While driving around the Design District or Miami Beach this month, also keep your eyes peeled for Kielar's "Sprayogram, Yellow Lines," covering more than 30 bus shelters and commissioned by Locust as part of a public art initiative called Out of the Box. Call 305-576-8570 or visit locustprojects.org.
At Black Square Gallery (2248 NW First Pl.), Colombia's Anibal Vallejo weighs in with a whopping dose of the surreal in a solo titled "Hobnobbing at the Garden of Earthly Delights," which riffs on Hieronymus Bosch's famous masterpiece.

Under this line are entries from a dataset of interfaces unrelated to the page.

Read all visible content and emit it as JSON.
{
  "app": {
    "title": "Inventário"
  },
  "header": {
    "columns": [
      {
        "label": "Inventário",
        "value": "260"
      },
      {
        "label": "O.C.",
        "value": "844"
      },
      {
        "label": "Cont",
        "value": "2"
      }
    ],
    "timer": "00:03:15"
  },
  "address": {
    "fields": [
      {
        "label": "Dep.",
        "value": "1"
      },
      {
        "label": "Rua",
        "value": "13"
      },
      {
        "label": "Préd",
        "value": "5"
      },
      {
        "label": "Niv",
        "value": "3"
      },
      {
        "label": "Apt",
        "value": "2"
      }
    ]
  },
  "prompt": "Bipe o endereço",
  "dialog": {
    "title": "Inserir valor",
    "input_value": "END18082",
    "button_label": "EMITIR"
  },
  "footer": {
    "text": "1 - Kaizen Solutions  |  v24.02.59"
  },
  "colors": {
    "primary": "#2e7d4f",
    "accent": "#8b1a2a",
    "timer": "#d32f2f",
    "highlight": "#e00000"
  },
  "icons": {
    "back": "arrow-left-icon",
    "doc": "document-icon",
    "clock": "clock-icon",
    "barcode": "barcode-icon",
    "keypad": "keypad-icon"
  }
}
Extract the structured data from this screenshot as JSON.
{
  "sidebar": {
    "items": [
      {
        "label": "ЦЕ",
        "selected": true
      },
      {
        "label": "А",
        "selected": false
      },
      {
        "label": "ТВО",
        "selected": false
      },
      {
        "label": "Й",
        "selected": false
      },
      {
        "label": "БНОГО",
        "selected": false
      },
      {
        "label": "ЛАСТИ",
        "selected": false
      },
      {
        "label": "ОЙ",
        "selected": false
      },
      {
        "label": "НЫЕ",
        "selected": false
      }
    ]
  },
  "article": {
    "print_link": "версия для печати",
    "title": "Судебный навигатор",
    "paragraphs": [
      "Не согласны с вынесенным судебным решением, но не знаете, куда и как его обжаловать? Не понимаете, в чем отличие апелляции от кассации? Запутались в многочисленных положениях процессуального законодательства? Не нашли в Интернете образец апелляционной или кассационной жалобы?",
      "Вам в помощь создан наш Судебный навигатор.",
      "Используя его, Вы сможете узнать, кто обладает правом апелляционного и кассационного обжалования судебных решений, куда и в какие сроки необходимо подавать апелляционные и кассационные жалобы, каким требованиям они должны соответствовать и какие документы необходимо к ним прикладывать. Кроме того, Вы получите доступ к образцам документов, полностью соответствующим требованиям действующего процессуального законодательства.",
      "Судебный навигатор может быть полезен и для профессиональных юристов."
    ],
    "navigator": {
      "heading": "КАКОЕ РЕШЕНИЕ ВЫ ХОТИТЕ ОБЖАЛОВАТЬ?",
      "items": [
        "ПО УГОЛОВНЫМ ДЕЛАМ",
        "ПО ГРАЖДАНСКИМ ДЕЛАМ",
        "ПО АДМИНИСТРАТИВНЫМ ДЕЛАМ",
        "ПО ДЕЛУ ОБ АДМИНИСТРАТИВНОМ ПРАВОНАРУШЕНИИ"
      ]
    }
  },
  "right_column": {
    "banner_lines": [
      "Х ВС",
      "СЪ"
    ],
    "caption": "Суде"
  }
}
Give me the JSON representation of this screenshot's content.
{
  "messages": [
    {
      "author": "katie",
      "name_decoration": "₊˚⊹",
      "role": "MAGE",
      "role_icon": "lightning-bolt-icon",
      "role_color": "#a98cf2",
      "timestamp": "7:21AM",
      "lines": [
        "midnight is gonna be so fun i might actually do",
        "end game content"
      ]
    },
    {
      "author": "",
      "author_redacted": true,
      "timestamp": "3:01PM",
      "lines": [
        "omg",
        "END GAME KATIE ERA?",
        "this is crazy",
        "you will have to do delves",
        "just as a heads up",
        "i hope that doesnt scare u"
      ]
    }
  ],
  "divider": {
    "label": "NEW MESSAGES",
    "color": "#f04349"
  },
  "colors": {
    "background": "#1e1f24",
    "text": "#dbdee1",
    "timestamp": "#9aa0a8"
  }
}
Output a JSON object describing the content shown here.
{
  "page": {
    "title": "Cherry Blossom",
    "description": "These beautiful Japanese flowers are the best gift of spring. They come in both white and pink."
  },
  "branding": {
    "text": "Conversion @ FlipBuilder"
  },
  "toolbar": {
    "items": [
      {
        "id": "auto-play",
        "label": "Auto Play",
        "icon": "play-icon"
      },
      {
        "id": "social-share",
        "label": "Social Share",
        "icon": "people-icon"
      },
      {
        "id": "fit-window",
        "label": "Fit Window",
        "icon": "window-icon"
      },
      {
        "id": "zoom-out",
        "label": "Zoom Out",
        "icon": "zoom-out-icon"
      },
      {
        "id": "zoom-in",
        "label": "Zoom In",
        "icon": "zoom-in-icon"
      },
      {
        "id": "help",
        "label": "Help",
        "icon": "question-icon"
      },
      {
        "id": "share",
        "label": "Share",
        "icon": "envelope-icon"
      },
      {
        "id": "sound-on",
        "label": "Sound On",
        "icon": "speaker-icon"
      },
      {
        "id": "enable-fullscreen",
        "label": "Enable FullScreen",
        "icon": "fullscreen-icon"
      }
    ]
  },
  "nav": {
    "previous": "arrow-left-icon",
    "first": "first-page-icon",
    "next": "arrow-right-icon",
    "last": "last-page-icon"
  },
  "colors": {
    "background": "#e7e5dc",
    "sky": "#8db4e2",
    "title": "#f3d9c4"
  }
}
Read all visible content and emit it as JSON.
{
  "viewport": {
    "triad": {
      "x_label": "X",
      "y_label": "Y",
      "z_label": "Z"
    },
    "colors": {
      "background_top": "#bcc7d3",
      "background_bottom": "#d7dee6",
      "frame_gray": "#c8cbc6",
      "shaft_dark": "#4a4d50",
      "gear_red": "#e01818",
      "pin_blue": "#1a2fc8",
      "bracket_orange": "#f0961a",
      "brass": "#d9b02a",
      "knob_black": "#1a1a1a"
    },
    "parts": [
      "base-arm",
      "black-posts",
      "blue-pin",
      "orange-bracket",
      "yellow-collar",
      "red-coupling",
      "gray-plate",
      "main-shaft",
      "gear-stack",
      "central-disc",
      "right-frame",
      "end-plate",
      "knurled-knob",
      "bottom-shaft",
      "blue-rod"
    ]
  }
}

Vallejo tackles the sins of contemporary society via hilarious embroidery pieces on canvas that he later paints. He skewers the banality of mass media with works depicting a bald Britney Spears throttling Mickey Mouse with an umbrella, Tiger Woods on his knees begging for forgiveness, and a drunken Paris Hilton dragging herself across the pavement during a wardrobe malfunction. Call 305-424-5002 or visit blacksquaregallery.com.